The Gas-Au-Lec ran on batteries at city speeds of about 8 miles an hour. After 8 MPH, a self-starter would turn over the gas engine, and the car would continue along up to 40 MPH. The car won prestigious awards at the New York and Chicago auto shows.
Unfortunately, a better inventor than businessman, only eight cars were built, forcing Ralph to cannibalize the last car to pay some of his debts.
In a “Eureka” moment, he packed his self-starter in a suitcase and traveled by train to Ford Motor Company. Henry Ford paid Hood for his idea but not his patent on the design, and the rest is automobile history!
MV: What does the future hold for the Hood 26E now that you have launched the first one?
First, I have to thank the team, including designer David Robison, Chris Stirling and Will Parker for their electrical skills, Desmond Binger, Rick Baker and Nick Nowak for composite engineering, Quin Vaillancourt, Jack McGrath, and Logan Hood for construction.
We all truly believe in this project, and although an electric boat may not be for everyone, this boat will work in the real world. “Range anxiety” can be easily managed and will become less and less of a factor as the industry continues to grow and improve.
Further, this just makes sense for our planet. A study by the EPA takes a modern 4-stroke outboard motor and compares it to a modern, efficient mid-size car. The one modern outboard motor running for one hour produces as much CO2 as 50 modern mid-size cars based on both vehicles running at 30 mph.

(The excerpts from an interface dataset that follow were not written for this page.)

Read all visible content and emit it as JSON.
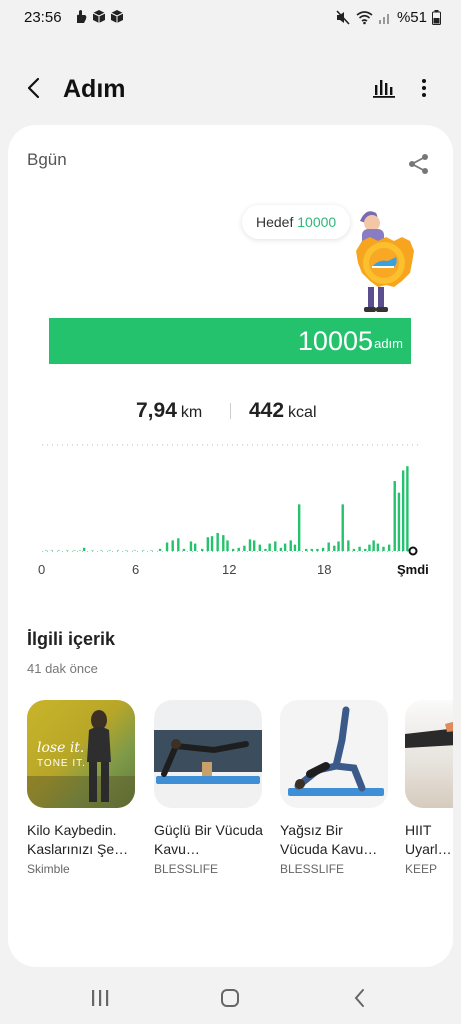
{
  "status": {
    "time": "23:56",
    "battery": "%51"
  },
  "header": {
    "title": "Adım"
  },
  "summary": {
    "date_label": "Bgün",
    "goal_label": "Hedef",
    "goal_value": "10000",
    "steps": "10005",
    "steps_unit": "adım",
    "distance": "7,94",
    "distance_unit": "km",
    "calories": "442",
    "calories_unit": "kcal"
  },
  "chart_data": {
    "type": "bar",
    "x_tick_labels": [
      "0",
      "6",
      "12",
      "18",
      "Şmdi"
    ],
    "x_ticks": [
      0,
      6,
      12,
      18,
      24
    ],
    "bar_color": "#24c26d",
    "bars": [
      {
        "x": 0.3,
        "v": 1
      },
      {
        "x": 0.7,
        "v": 1
      },
      {
        "x": 1.2,
        "v": 1
      },
      {
        "x": 1.8,
        "v": 1
      },
      {
        "x": 2.3,
        "v": 1
      },
      {
        "x": 2.7,
        "v": 1
      },
      {
        "x": 3.0,
        "v": 3
      },
      {
        "x": 3.6,
        "v": 1
      },
      {
        "x": 4.2,
        "v": 1
      },
      {
        "x": 4.8,
        "v": 1
      },
      {
        "x": 5.4,
        "v": 1
      },
      {
        "x": 6.0,
        "v": 1
      },
      {
        "x": 6.6,
        "v": 1
      },
      {
        "x": 7.2,
        "v": 1
      },
      {
        "x": 7.8,
        "v": 1
      },
      {
        "x": 8.4,
        "v": 2
      },
      {
        "x": 8.9,
        "v": 8
      },
      {
        "x": 9.3,
        "v": 10
      },
      {
        "x": 9.7,
        "v": 12
      },
      {
        "x": 10.1,
        "v": 2
      },
      {
        "x": 10.6,
        "v": 9
      },
      {
        "x": 10.9,
        "v": 7
      },
      {
        "x": 11.4,
        "v": 2
      },
      {
        "x": 11.8,
        "v": 13
      },
      {
        "x": 12.1,
        "v": 14
      },
      {
        "x": 12.5,
        "v": 17
      },
      {
        "x": 12.9,
        "v": 15
      },
      {
        "x": 13.2,
        "v": 10
      },
      {
        "x": 13.6,
        "v": 2
      },
      {
        "x": 14.0,
        "v": 3
      },
      {
        "x": 14.4,
        "v": 5
      },
      {
        "x": 14.8,
        "v": 11
      },
      {
        "x": 15.1,
        "v": 10
      },
      {
        "x": 15.5,
        "v": 6
      },
      {
        "x": 15.9,
        "v": 2
      },
      {
        "x": 16.2,
        "v": 7
      },
      {
        "x": 16.6,
        "v": 9
      },
      {
        "x": 17.0,
        "v": 3
      },
      {
        "x": 17.3,
        "v": 7
      },
      {
        "x": 17.7,
        "v": 10
      },
      {
        "x": 18.0,
        "v": 6
      },
      {
        "x": 18.3,
        "v": 44
      },
      {
        "x": 18.8,
        "v": 2
      },
      {
        "x": 19.2,
        "v": 2
      },
      {
        "x": 19.6,
        "v": 2
      },
      {
        "x": 20.0,
        "v": 3
      },
      {
        "x": 20.4,
        "v": 8
      },
      {
        "x": 20.8,
        "v": 5
      },
      {
        "x": 21.1,
        "v": 9
      },
      {
        "x": 21.4,
        "v": 44
      },
      {
        "x": 21.8,
        "v": 10
      },
      {
        "x": 22.2,
        "v": 2
      },
      {
        "x": 22.6,
        "v": 4
      },
      {
        "x": 23.0,
        "v": 2
      },
      {
        "x": 23.3,
        "v": 6
      },
      {
        "x": 23.6,
        "v": 10
      },
      {
        "x": 23.9,
        "v": 7
      },
      {
        "x": 24.3,
        "v": 4
      },
      {
        "x": 24.7,
        "v": 6
      },
      {
        "x": 25.1,
        "v": 66
      },
      {
        "x": 25.4,
        "v": 55
      },
      {
        "x": 25.7,
        "v": 76
      },
      {
        "x": 26.0,
        "v": 80
      }
    ],
    "x_range": [
      0,
      26.4
    ],
    "y_range": [
      0,
      100
    ]
  },
  "related": {
    "title": "İlgili içerik",
    "subtitle": "41 dak önce",
    "items": [
      {
        "title": "Kilo Kaybedin. Kaslarınızı Şe…",
        "source": "Skimble",
        "thumb_text_1": "lose it.",
        "thumb_text_2": "TONE IT."
      },
      {
        "title": "Güçlü Bir Vücuda Kavu…",
        "source": "BLESSLIFE"
      },
      {
        "title": "Yağsız Bir Vücuda Kavu…",
        "source": "BLESSLIFE"
      },
      {
        "title": "HIIT Uyarlan",
        "source": "KEEP"
      }
    ]
  },
  "colors": {
    "accent": "#24c26d",
    "goal_text": "#2db87a"
  }
}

After some more testing, we will be starting production, offering the boat in either center console or sport boat configuration.